Had I been choosing a room to stay in, this would have been my choice. No contest.

As it was my hosts picked it for me – and there was plenty of scope, because on the night I stayed I was the only resident in the nine room castle.

But none of the rooms would disappoint if you decided to hire the castle for you and 17 other people. For every room is stunningly decorated, and no two are alike.

Which provides the ideal starting point if you were to hire the castle in its entirety over a weekend or longer. You can happily spend your first hour traipsing from one room to the next and exploring what each has to offer; everything from modern rooms with tastefully erotic art and flat marble sinks to the historic, such as the aforementioned Queen’s Room, large and sprawling and with a large quilted wedding blanket on the wall.

There are neat and relatively conventional bedrooms and plain quirky ones, including one decorated as if it were a striped marquee, the creases and folds running up to the ceiling. There’s even a painted rip near the light switch and, in one corner, a painted mouse escaping through a hole.

Each and every one of the rooms has been composed with a great deal of love and care. Decades, or even centuries, of history have bestowed on the castle a wealth of artefacts and keepsakes that have been tastefully placed around the property.

And the feeling that you’re in someone’s private home is reinforced by the large number of family photographs placed on sideboards and dressing tables throughout.

Add in framed letters covering everything from a hand-written letter from the present Queen thanking the owners for presents they have sent her to official letters from the forces during the first world war informing the family of the death of a close relative, and it really is the most intimate experience.

That is the point. For Myres Castle is not, and does not pretend to be, a hotel. You hire it in its entirety – it can cater for between six and 18 people and you can stay for as little as two nights – and you have the run of it.

There are full time staff on hand; a front of house manager with an impressive knowledge of wine and whisky, among other things; an amenable and efficient general manager and in Christopher Trotter, a wonderful chef with a healthy love of organic food and a passion for ‘real’ cooking.

But they will play as big or as small a part in your stay as you want them to. Should you wish to wander in to the cottage-style kitchen and rustle up a sandwich you can.

You can be as flexible as you want with meals.
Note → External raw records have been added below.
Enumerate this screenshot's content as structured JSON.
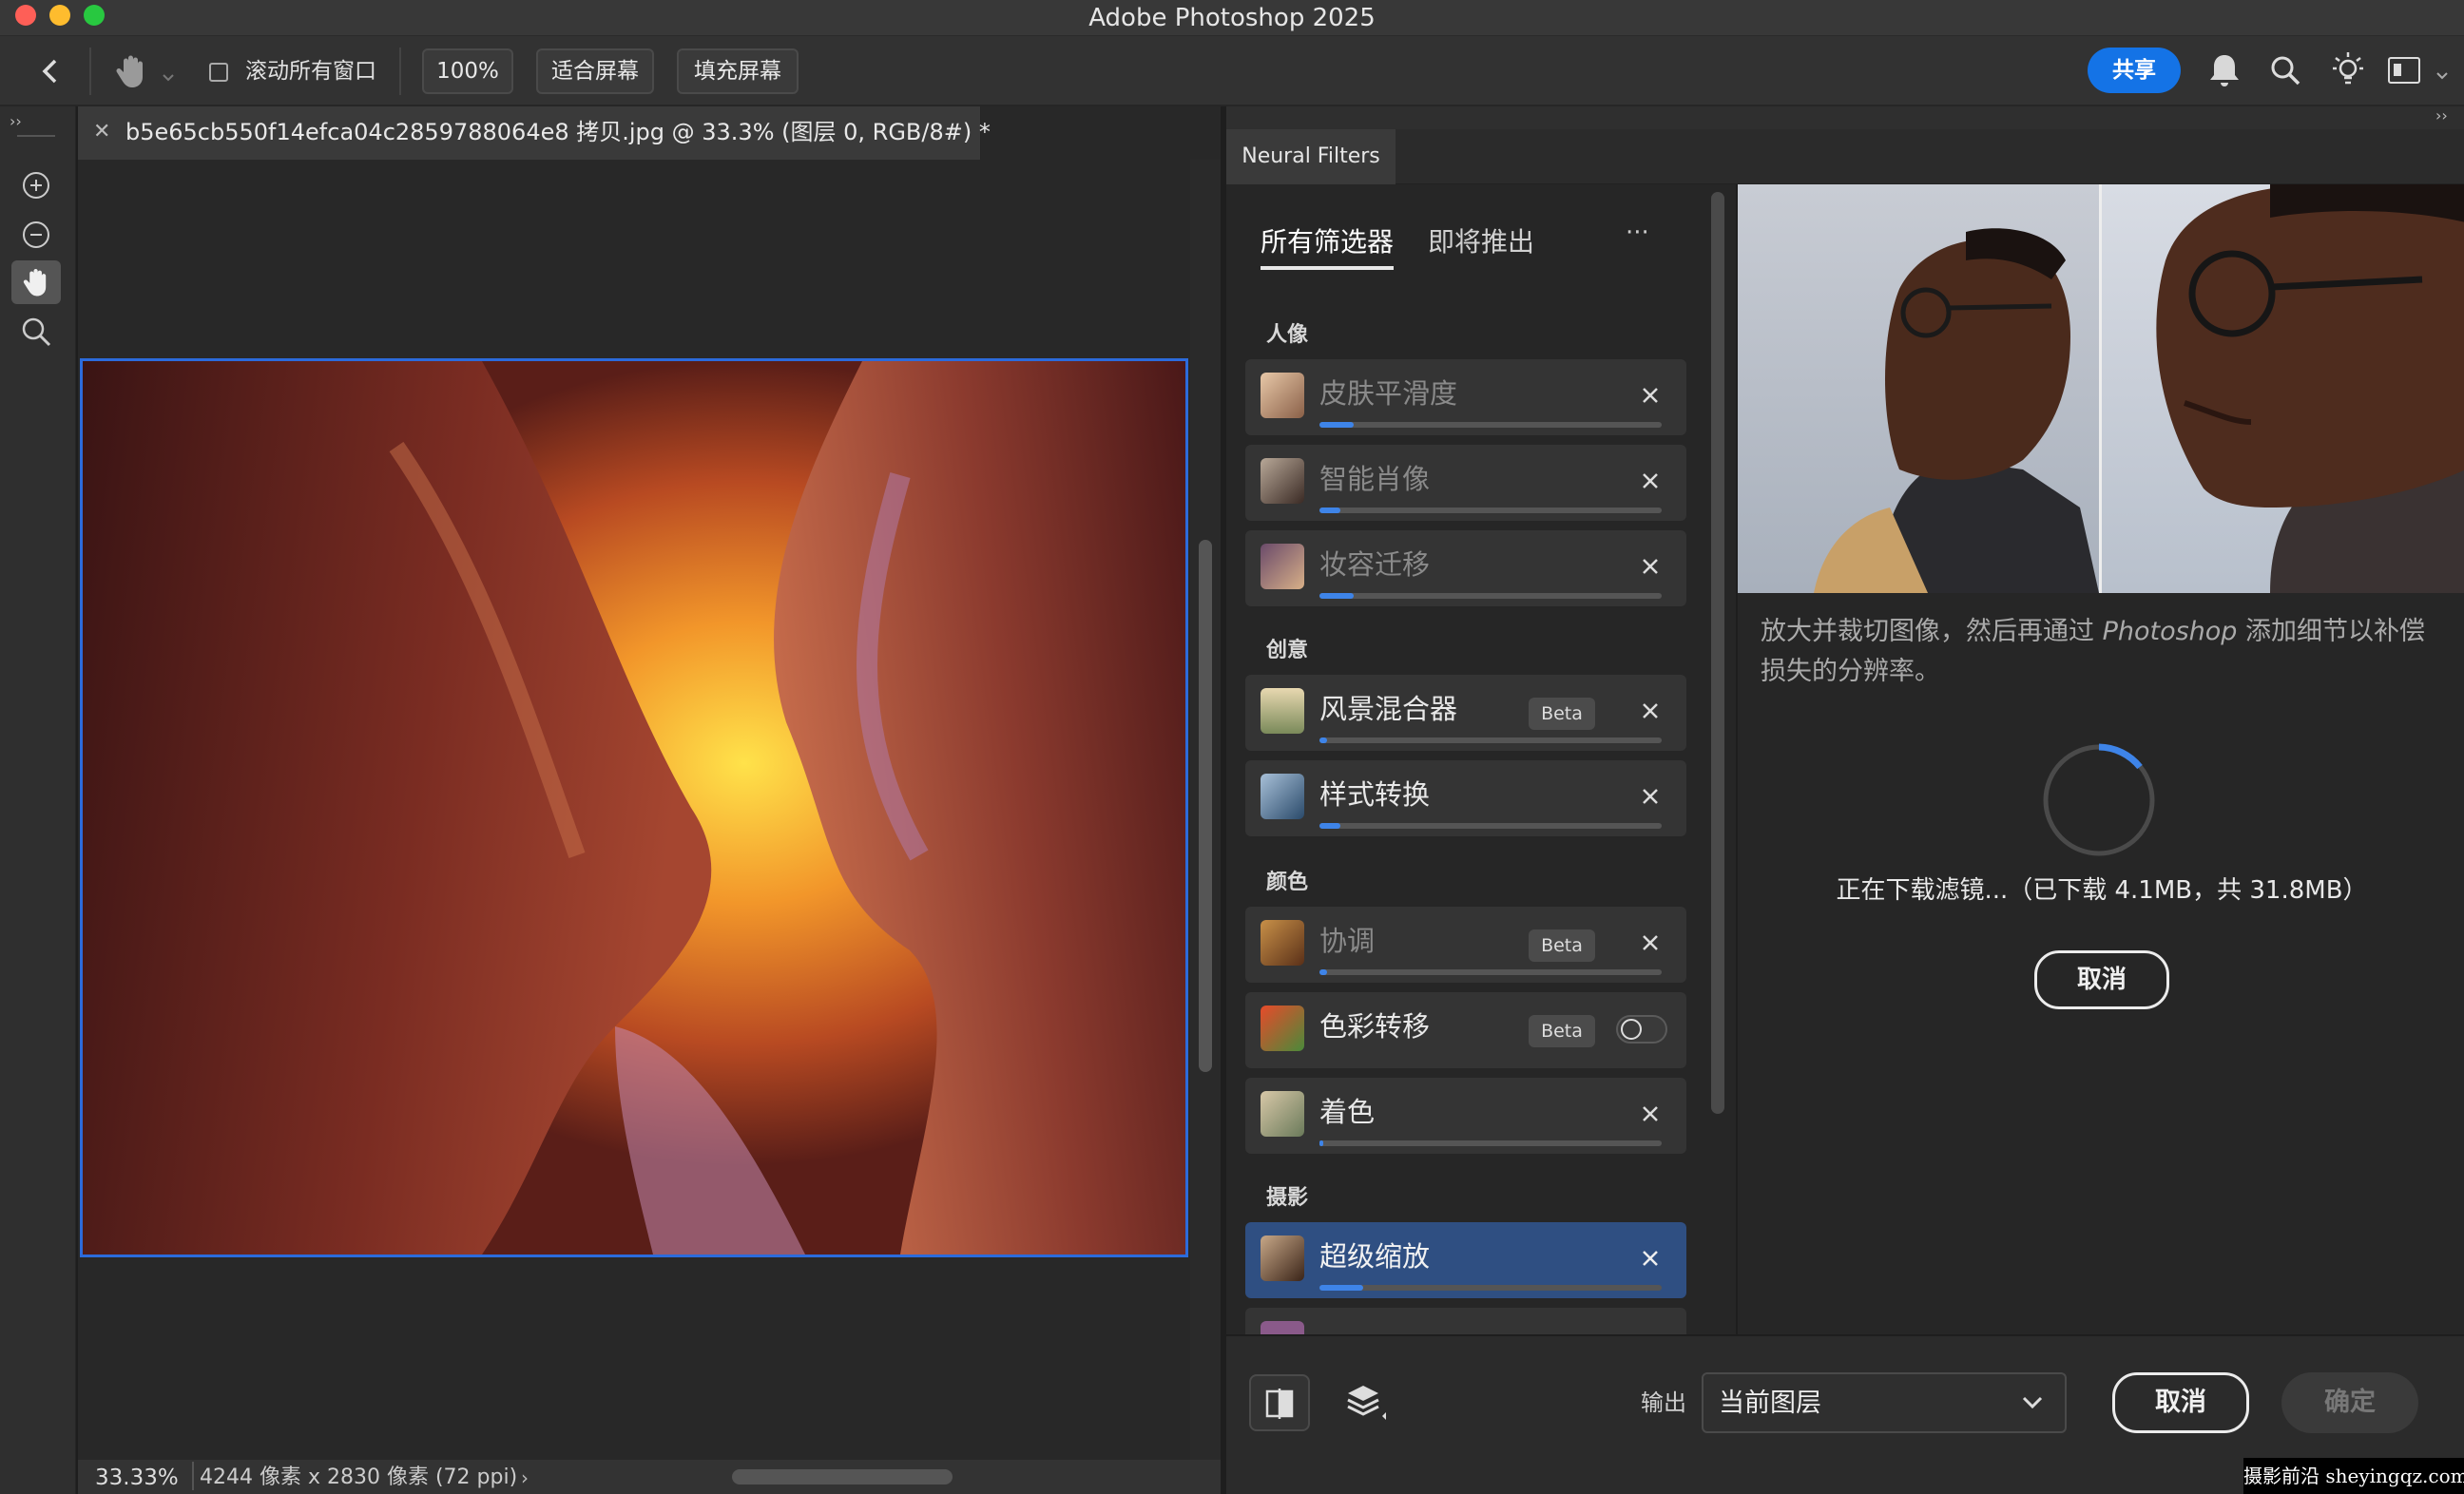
{
  "window": {
    "title": "Adobe Photoshop 2025"
  },
  "options_bar": {
    "scroll_all": "滚动所有窗口",
    "zoom_100": "100%",
    "fit_screen": "适合屏幕",
    "fill_screen": "填充屏幕",
    "share": "共享"
  },
  "document": {
    "tab_title": "b5e65cb550f14efca04c2859788064e8 拷贝.jpg @ 33.3% (图层 0, RGB/8#) *",
    "zoom": "33.33%",
    "dimensions": "4244 像素 x 2830 像素 (72 ppi)"
  },
  "neural_filters": {
    "panel_title": "Neural Filters",
    "tab_all": "所有筛选器",
    "tab_coming": "即将推出",
    "more": "···",
    "categories": {
      "portrait": "人像",
      "creative": "创意",
      "color": "颜色",
      "photo": "摄影"
    },
    "filters": [
      {
        "label": "皮肤平滑度",
        "state": "download",
        "progress": 0.1
      },
      {
        "label": "智能肖像",
        "state": "download",
        "progress": 0.06
      },
      {
        "label": "妆容迁移",
        "state": "download",
        "progress": 0.1
      },
      {
        "label": "风景混合器",
        "badge": "Beta",
        "state": "download",
        "progress": 0.02
      },
      {
        "label": "样式转换",
        "state": "download",
        "progress": 0.06
      },
      {
        "label": "协调",
        "badge": "Beta",
        "state": "download",
        "progress": 0.02
      },
      {
        "label": "色彩转移",
        "badge": "Beta",
        "state": "toggle-off"
      },
      {
        "label": "着色",
        "state": "download",
        "progress": 0.01
      },
      {
        "label": "超级缩放",
        "state": "selected",
        "progress": 0.13
      }
    ],
    "description_part1": "放大并裁切图像，然后再通过 ",
    "description_italic": "Photoshop",
    "description_part2": " 添加细节以补偿损失的分辨率。",
    "download_status": "正在下载滤镜...（已下载 4.1MB，共 31.8MB）",
    "download_progress": 0.13,
    "cancel_download": "取消",
    "output_label": "输出",
    "output_value": "当前图层",
    "cancel": "取消",
    "ok": "确定"
  },
  "watermark": "摄影前沿 sheyingqz.com",
  "colors": {
    "accent": "#1473e6",
    "selection": "#2f4f82",
    "progress": "#3e84e8"
  }
}
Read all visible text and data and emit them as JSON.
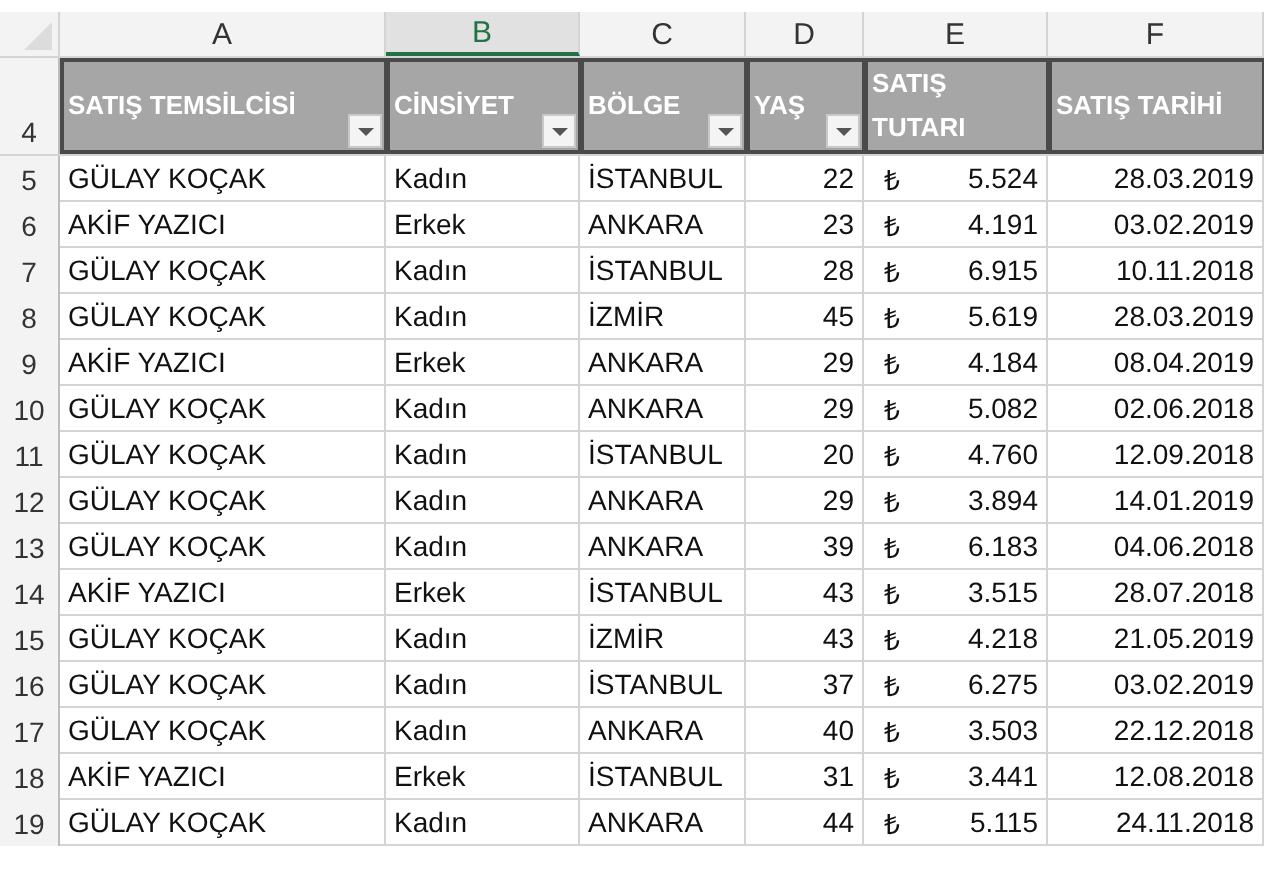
{
  "columns": [
    {
      "letter": "A",
      "selected": false
    },
    {
      "letter": "B",
      "selected": true
    },
    {
      "letter": "C",
      "selected": false
    },
    {
      "letter": "D",
      "selected": false
    },
    {
      "letter": "E",
      "selected": false
    },
    {
      "letter": "F",
      "selected": false
    }
  ],
  "header_row": {
    "number": "4",
    "cells": [
      {
        "label": "SATIŞ TEMSİLCİSİ",
        "filter": true
      },
      {
        "label": "CİNSİYET",
        "filter": true
      },
      {
        "label": "BÖLGE",
        "filter": true
      },
      {
        "label": "YAŞ",
        "filter": true
      },
      {
        "label": "SATIŞ TUTARI",
        "filter": false
      },
      {
        "label": "SATIŞ TARİHİ",
        "filter": false
      }
    ]
  },
  "rows": [
    {
      "number": "5",
      "representative": "GÜLAY KOÇAK",
      "gender": "Kadın",
      "region": "İSTANBUL",
      "age": "22",
      "currency": "₺",
      "amount": "5.524",
      "date": "28.03.2019"
    },
    {
      "number": "6",
      "representative": "AKİF YAZICI",
      "gender": "Erkek",
      "region": "ANKARA",
      "age": "23",
      "currency": "₺",
      "amount": "4.191",
      "date": "03.02.2019"
    },
    {
      "number": "7",
      "representative": "GÜLAY KOÇAK",
      "gender": "Kadın",
      "region": "İSTANBUL",
      "age": "28",
      "currency": "₺",
      "amount": "6.915",
      "date": "10.11.2018"
    },
    {
      "number": "8",
      "representative": "GÜLAY KOÇAK",
      "gender": "Kadın",
      "region": "İZMİR",
      "age": "45",
      "currency": "₺",
      "amount": "5.619",
      "date": "28.03.2019"
    },
    {
      "number": "9",
      "representative": "AKİF YAZICI",
      "gender": "Erkek",
      "region": "ANKARA",
      "age": "29",
      "currency": "₺",
      "amount": "4.184",
      "date": "08.04.2019"
    },
    {
      "number": "10",
      "representative": "GÜLAY KOÇAK",
      "gender": "Kadın",
      "region": "ANKARA",
      "age": "29",
      "currency": "₺",
      "amount": "5.082",
      "date": "02.06.2018"
    },
    {
      "number": "11",
      "representative": "GÜLAY KOÇAK",
      "gender": "Kadın",
      "region": "İSTANBUL",
      "age": "20",
      "currency": "₺",
      "amount": "4.760",
      "date": "12.09.2018"
    },
    {
      "number": "12",
      "representative": "GÜLAY KOÇAK",
      "gender": "Kadın",
      "region": "ANKARA",
      "age": "29",
      "currency": "₺",
      "amount": "3.894",
      "date": "14.01.2019"
    },
    {
      "number": "13",
      "representative": "GÜLAY KOÇAK",
      "gender": "Kadın",
      "region": "ANKARA",
      "age": "39",
      "currency": "₺",
      "amount": "6.183",
      "date": "04.06.2018"
    },
    {
      "number": "14",
      "representative": "AKİF YAZICI",
      "gender": "Erkek",
      "region": "İSTANBUL",
      "age": "43",
      "currency": "₺",
      "amount": "3.515",
      "date": "28.07.2018"
    },
    {
      "number": "15",
      "representative": "GÜLAY KOÇAK",
      "gender": "Kadın",
      "region": "İZMİR",
      "age": "43",
      "currency": "₺",
      "amount": "4.218",
      "date": "21.05.2019"
    },
    {
      "number": "16",
      "representative": "GÜLAY KOÇAK",
      "gender": "Kadın",
      "region": "İSTANBUL",
      "age": "37",
      "currency": "₺",
      "amount": "6.275",
      "date": "03.02.2019"
    },
    {
      "number": "17",
      "representative": "GÜLAY KOÇAK",
      "gender": "Kadın",
      "region": "ANKARA",
      "age": "40",
      "currency": "₺",
      "amount": "3.503",
      "date": "22.12.2018"
    },
    {
      "number": "18",
      "representative": "AKİF YAZICI",
      "gender": "Erkek",
      "region": "İSTANBUL",
      "age": "31",
      "currency": "₺",
      "amount": "3.441",
      "date": "12.08.2018"
    },
    {
      "number": "19",
      "representative": "GÜLAY KOÇAK",
      "gender": "Kadın",
      "region": "ANKARA",
      "age": "44",
      "currency": "₺",
      "amount": "5.115",
      "date": "24.11.2018"
    }
  ]
}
And if you’d prefer to help yourself to drinks rather than have them brought to you, that’s fine, too.

Nor will you be short of things to do. If lounging around in a 16th century castle and relaxing in the library with its roaring fire isn’t enough, then there are plenty of options.

There is a games room complete with full-size snooker and billiards table, for instance, there are large grounds to walk around and enjoy, and you’re on the doorstep of some of Scotland’s finest golf courses.

Should you wish it, a ceilidh can be organised in the castle, and there are any number of options for you to hold a private party or banquet for a major celebration.

The balance of old and new extends beyond the bedrooms, too; full business facilities including conference call telephones, computer points and internet access make the hotel an ideal company retreat, a helipad provides access to high-flyers, and a large television with a wide range of satellite channels allows the real world to intrude on your stay should you wish it too.

Indeed, Myres Castle prides itself on its flexibility and can be exactly what you want it to be. It’s not the cheapest place you’ll ever go, but compare it with top quality hotels and consider the quality of the package that you’re being offered – only alcohol is charged outside the quoted price – and it all adds up to a truly marvellous and value for money experience.

After a superb dinner, some excellent wine and a couple of large glasses of cask-strength Lagavulin – something of a favourite of mine – it wasn’t hard to feel totally relaxed and ready to sleep.

If the castle’s spiritual occupants had formed a band I doubt I’d have noticed.

And for all I know, Mary herself might have popped by.

A wonderful stay, a magical place.